# vector in the form (mean, sd).
population.stats <- function(x) {
mu.vec <- dim(x)[2] / apply(x, 1, sum)
return(c(mean(mu.vec), sd(mu.vec)))
}
samples <- 1000000
pop.size <- c(1, 5, 10, 20, 50, 100, 500, 1000)
results <- NULL
for(k in pop.size)
{
# hold the total number of samples constant across trails to keep things
# computationally tractable.
results <- rbind(results, population.stats(
sim.population(samples / k, k)))
}
pop.size.count <- length(pop.size)
true.prop <- prop.boys(pop.size)
sample.prop <- as.vector(results[, 1])
sample.sd <- as.vector(results[, 2]) / sqrt(pop.size)
df <- data.frame(
type = factor(c(rep("Exact", pop.size.count),
rep("Simulated", pop.size.count)), levels = c("Exact", "Simulated")),
mean = c(true.prop, sample.prop),
k = rep(pop.size, 2),
sigma.lower = c(true.prop, sample.prop - sample.sd),
sigma.upper = c(true.prop, sample.prop + sample.sd)
)
ggplot(df, aes(x = k, y = mean, shape = type, color = type)) +
geom_line() +
geom_point() +
geom_ribbon(aes(ymax = sigma.upper, ymin = sigma.lower), fill = "blue",

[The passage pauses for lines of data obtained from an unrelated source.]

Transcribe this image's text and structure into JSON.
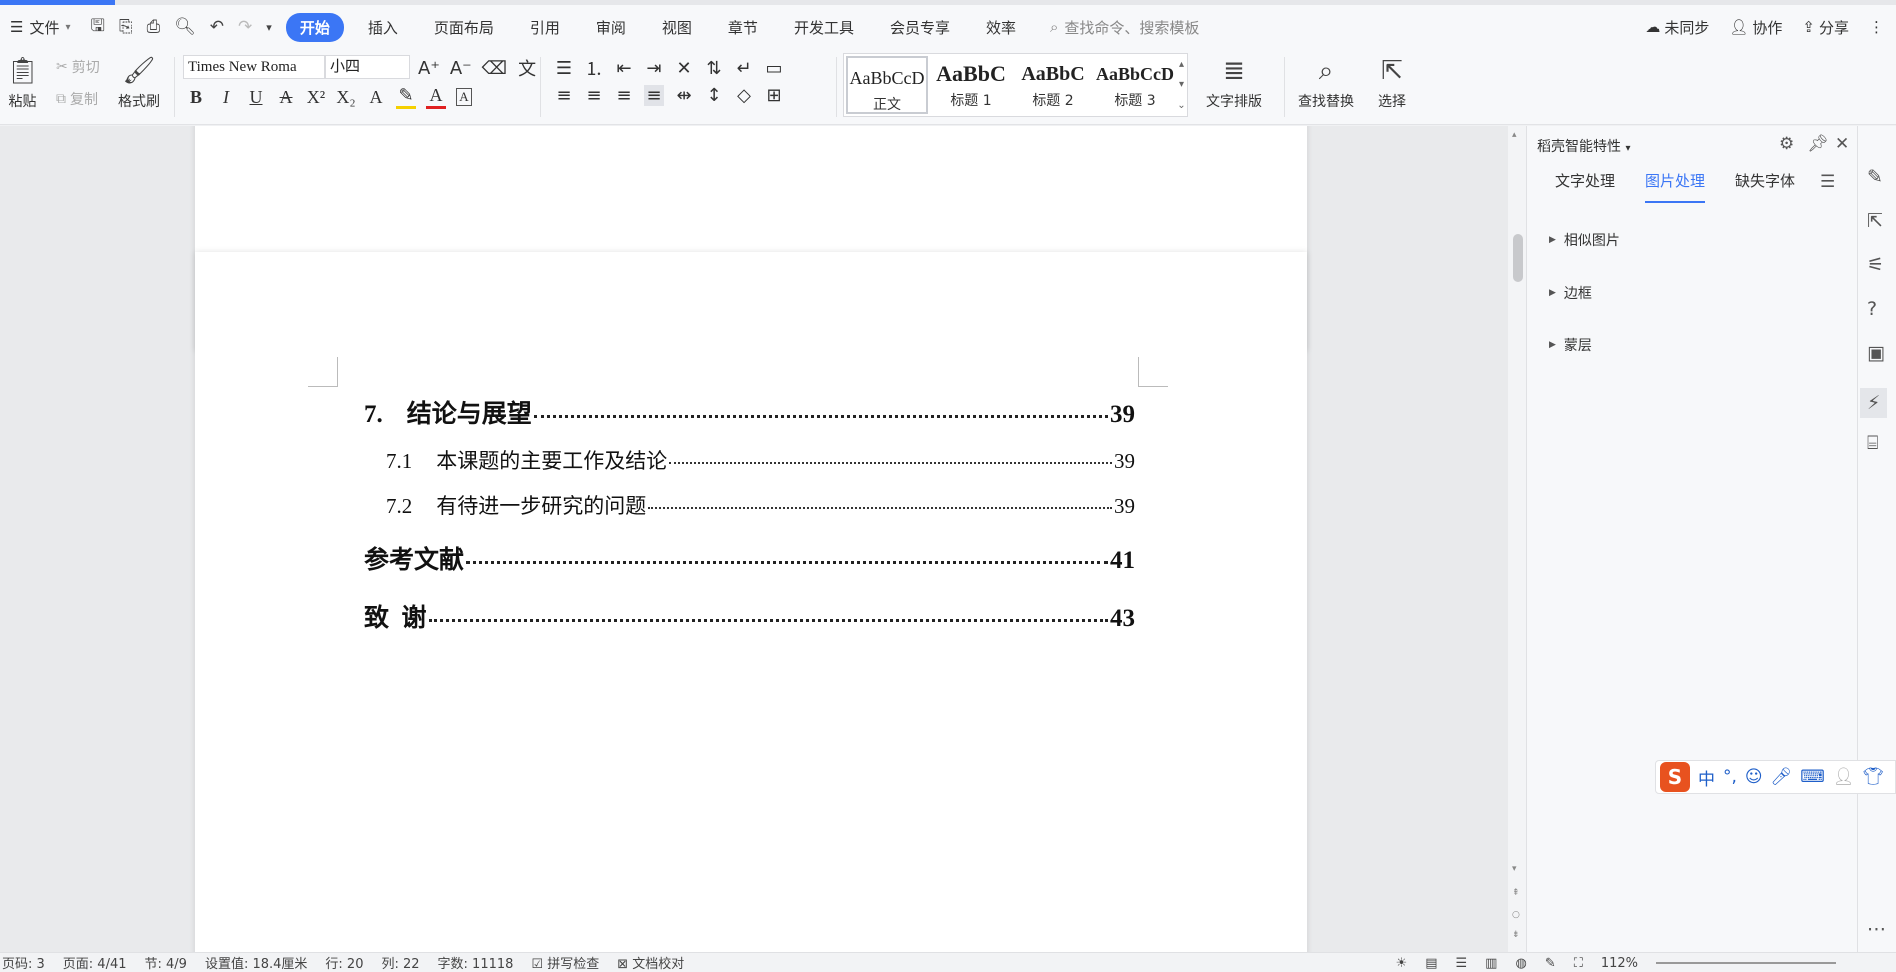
{
  "menubar": {
    "file_label": "文件",
    "tabs": [
      "开始",
      "插入",
      "页面布局",
      "引用",
      "审阅",
      "视图",
      "章节",
      "开发工具",
      "会员专享",
      "效率"
    ],
    "search_placeholder": "查找命令、搜索模板",
    "unsync": "未同步",
    "collab": "协作",
    "share": "分享"
  },
  "ribbon": {
    "paste": "粘贴",
    "cut": "剪切",
    "copy": "复制",
    "format_painter": "格式刷",
    "font_name": "Times New Roma",
    "font_size": "小四",
    "styles": [
      {
        "preview": "AaBbCcD",
        "name": "正文"
      },
      {
        "preview": "AaBbC",
        "name": "标题 1"
      },
      {
        "preview": "AaBbC",
        "name": "标题 2"
      },
      {
        "preview": "AaBbCcD",
        "name": "标题 3"
      }
    ],
    "text_layout": "文字排版",
    "find_replace": "查找替换",
    "select": "选择"
  },
  "document": {
    "toc": [
      {
        "level": 1,
        "num": "7.",
        "title": "结论与展望",
        "page": "39"
      },
      {
        "level": 2,
        "num": "7.1",
        "title": "本课题的主要工作及结论",
        "page": "39"
      },
      {
        "level": 2,
        "num": "7.2",
        "title": "有待进一步研究的问题",
        "page": "39"
      },
      {
        "level": 1,
        "num": "",
        "title": "参考文献",
        "page": "41"
      },
      {
        "level": 1,
        "num": "",
        "title": "致  谢",
        "page": "43"
      }
    ]
  },
  "panel": {
    "title": "稻壳智能特性",
    "tabs": [
      "文字处理",
      "图片处理",
      "缺失字体"
    ],
    "active_tab": "图片处理",
    "sections": [
      "相似图片",
      "边框",
      "蒙层"
    ]
  },
  "ime": {
    "logo": "S",
    "mode": "中"
  },
  "statusbar": {
    "pageno": "页码: 3",
    "page": "页面: 4/41",
    "section": "节: 4/9",
    "position": "设置值: 18.4厘米",
    "row": "行: 20",
    "col": "列: 22",
    "wordcount": "字数: 11118",
    "spell": "拼写检查",
    "proof": "文档校对",
    "zoom": "112%"
  }
}
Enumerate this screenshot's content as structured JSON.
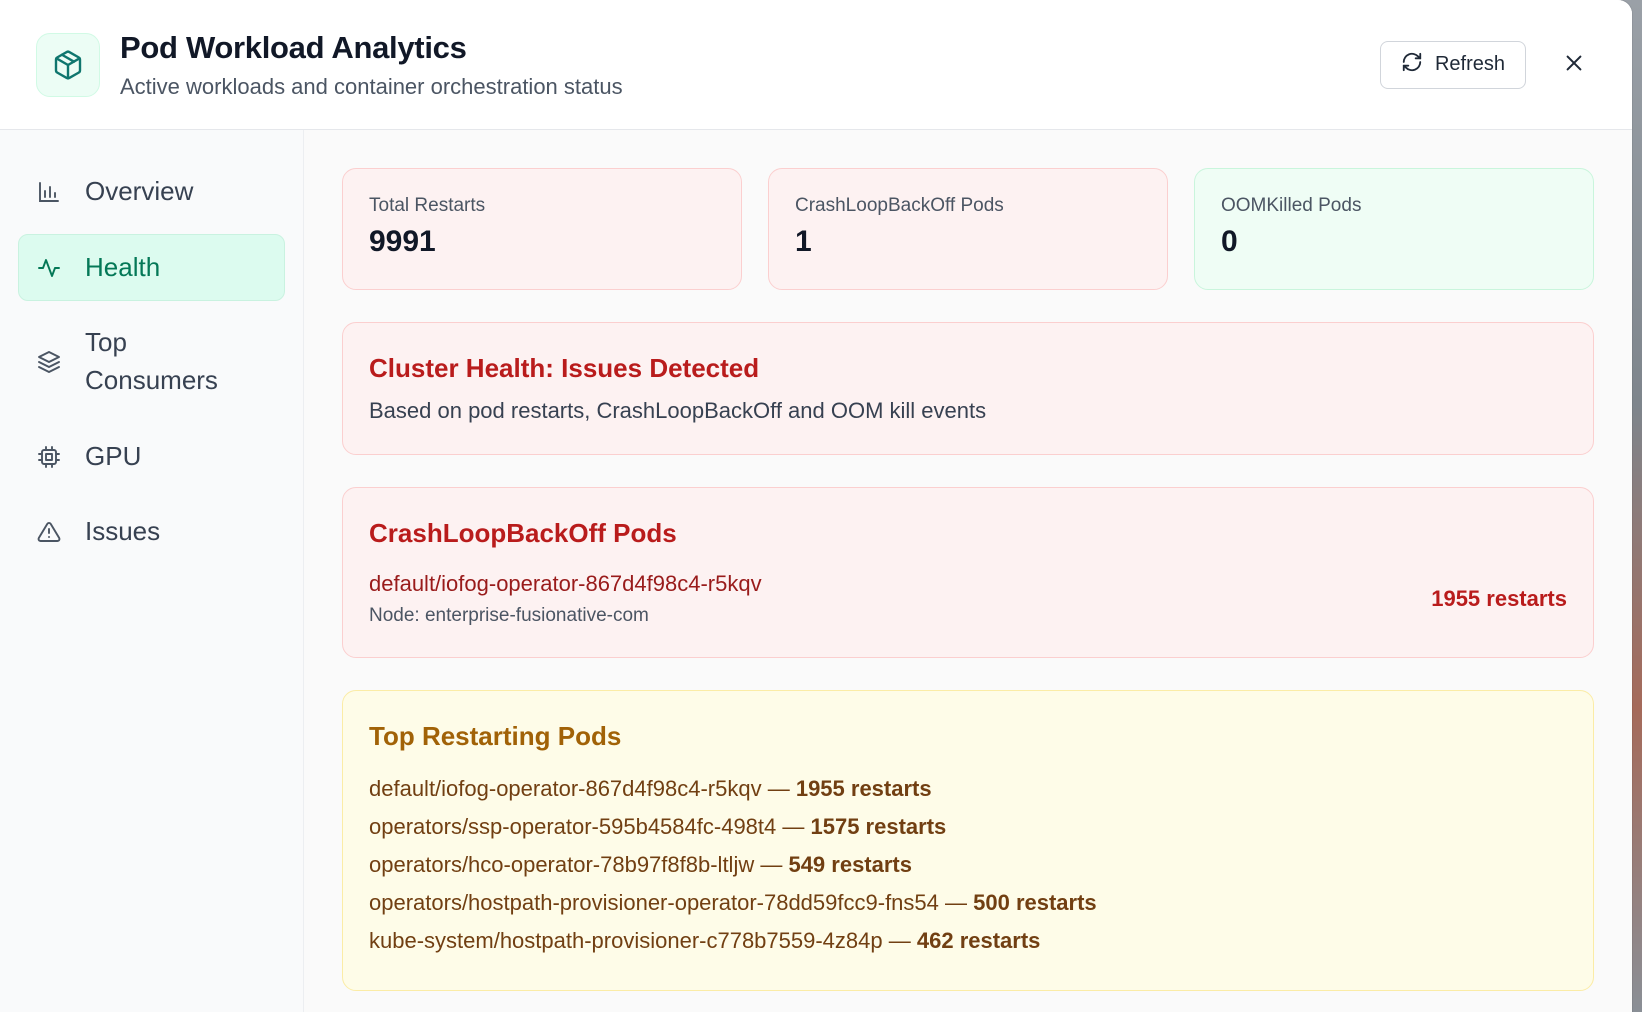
{
  "header": {
    "icon": "cube-icon",
    "title": "Pod Workload Analytics",
    "subtitle": "Active workloads and container orchestration status",
    "refresh_label": "Refresh",
    "refresh_icon": "refresh-icon",
    "close_icon": "close-icon"
  },
  "sidebar": {
    "items": [
      {
        "label": "Overview",
        "icon": "bar-chart-icon",
        "active": false
      },
      {
        "label": "Health",
        "icon": "activity-icon",
        "active": true
      },
      {
        "label": "Top Consumers",
        "icon": "layers-icon",
        "active": false
      },
      {
        "label": "GPU",
        "icon": "chip-icon",
        "active": false
      },
      {
        "label": "Issues",
        "icon": "warning-icon",
        "active": false
      }
    ]
  },
  "stats": [
    {
      "label": "Total Restarts",
      "value": "9991"
    },
    {
      "label": "CrashLoopBackOff Pods",
      "value": "1"
    },
    {
      "label": "OOMKilled Pods",
      "value": "0"
    }
  ],
  "health": {
    "title": "Cluster Health: Issues Detected",
    "description": "Based on pod restarts, CrashLoopBackOff and OOM kill events"
  },
  "crashloop": {
    "title": "CrashLoopBackOff Pods",
    "pods": [
      {
        "name": "default/iofog-operator-867d4f98c4-r5kqv",
        "node": "Node: enterprise-fusionative-com",
        "restarts": "1955 restarts"
      }
    ]
  },
  "top_restarting": {
    "title": "Top Restarting Pods",
    "items": [
      {
        "pod": "default/iofog-operator-867d4f98c4-r5kqv",
        "separator": " — ",
        "restarts": "1955 restarts"
      },
      {
        "pod": "operators/ssp-operator-595b4584fc-498t4",
        "separator": " — ",
        "restarts": "1575 restarts"
      },
      {
        "pod": "operators/hco-operator-78b97f8f8b-ltljw",
        "separator": " — ",
        "restarts": "549 restarts"
      },
      {
        "pod": "operators/hostpath-provisioner-operator-78dd59fcc9-fns54",
        "separator": " — ",
        "restarts": "500 restarts"
      },
      {
        "pod": "kube-system/hostpath-provisioner-c778b7559-4z84p",
        "separator": " — ",
        "restarts": "462 restarts"
      }
    ]
  },
  "colors": {
    "accent": "#047857",
    "danger": "#b91c1c",
    "warning": "#a16207"
  }
}
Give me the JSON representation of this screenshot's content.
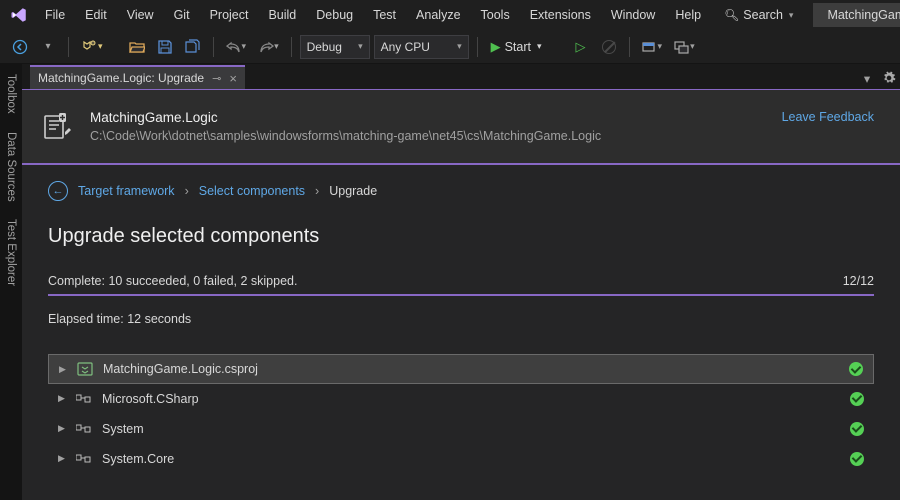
{
  "menubar": {
    "items": [
      "File",
      "Edit",
      "View",
      "Git",
      "Project",
      "Build",
      "Debug",
      "Test",
      "Analyze",
      "Tools",
      "Extensions",
      "Window",
      "Help"
    ],
    "search_label": "Search",
    "solution_label": "MatchingGame"
  },
  "toolbar": {
    "config_label": "Debug",
    "platform_label": "Any CPU",
    "start_label": "Start"
  },
  "side_tabs": [
    "Toolbox",
    "Data Sources",
    "Test Explorer"
  ],
  "doc_tab": {
    "title": "MatchingGame.Logic: Upgrade"
  },
  "header": {
    "project_name": "MatchingGame.Logic",
    "project_path": "C:\\Code\\Work\\dotnet\\samples\\windowsforms\\matching-game\\net45\\cs\\MatchingGame.Logic",
    "feedback_label": "Leave Feedback"
  },
  "breadcrumb": {
    "back_icon": "←",
    "link1": "Target framework",
    "link2": "Select components",
    "current": "Upgrade"
  },
  "page": {
    "title": "Upgrade selected components",
    "progress_text": "Complete: 10 succeeded, 0 failed, 2 skipped.",
    "progress_count": "12/12",
    "elapsed_text": "Elapsed time: 12 seconds"
  },
  "results": [
    {
      "name": "MatchingGame.Logic.csproj",
      "kind": "project",
      "status": "ok"
    },
    {
      "name": "Microsoft.CSharp",
      "kind": "ref",
      "status": "ok"
    },
    {
      "name": "System",
      "kind": "ref",
      "status": "ok"
    },
    {
      "name": "System.Core",
      "kind": "ref",
      "status": "ok"
    }
  ]
}
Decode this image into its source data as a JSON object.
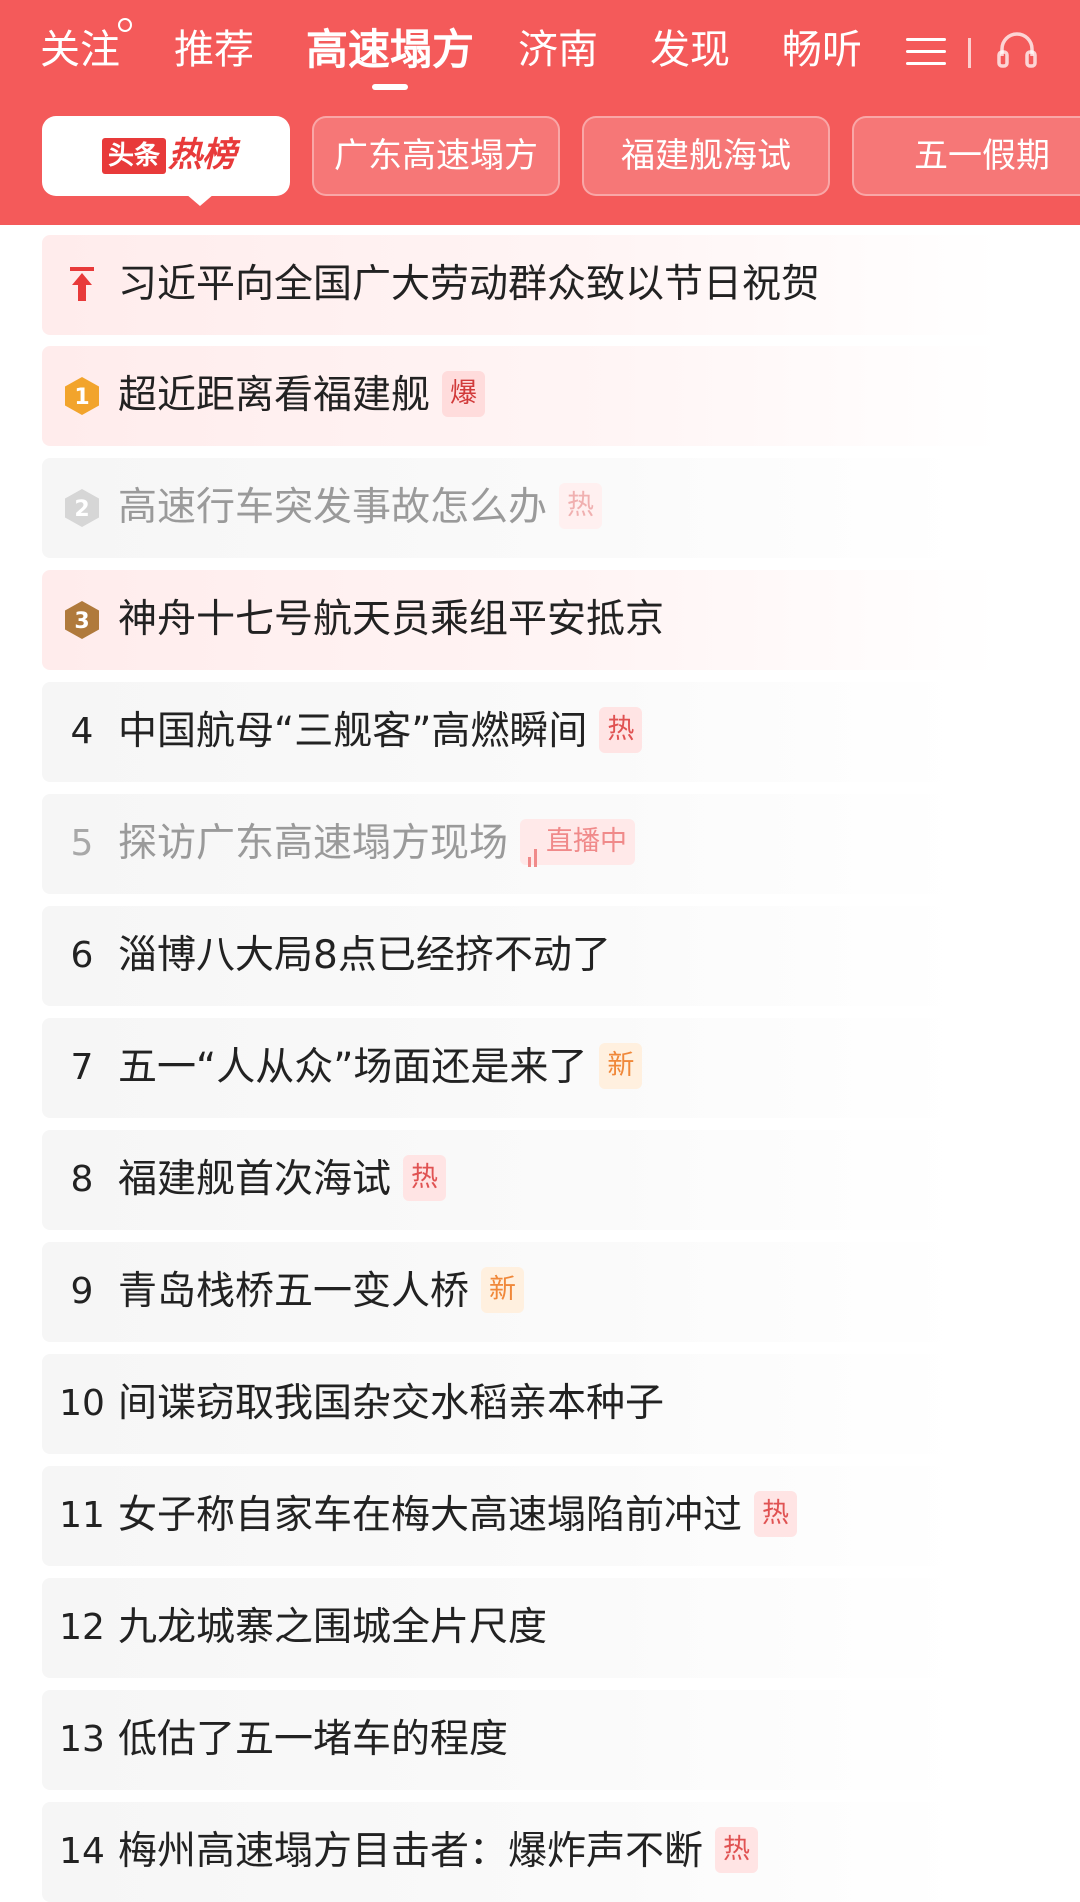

alpha = .3) +
theme(plot.background = element_rect(fill = '#F1F1F1'),
legend.background = element_rect(fill = '#F1F1F1')) +
xlab("Population Size") +
ylab("Ratio of Boys to Girls") +
ggtitle("Simulated and Exact Boy/Girl Ratio vs Population Size")

The graph above depicts the empirical and exact population ratios, along with bands denoting variance between means for the simulated populations. As you can see, averaging across multiple simulated populations gives much faster convergence. The Central Limit Theorem works its magic once again, this time by smoothing out variation between our simulated populations. We can see that even for a single family population, with enough simulation passes the empirical result is almost indistinguishable from the analytical one. Pretty cool if you ask me.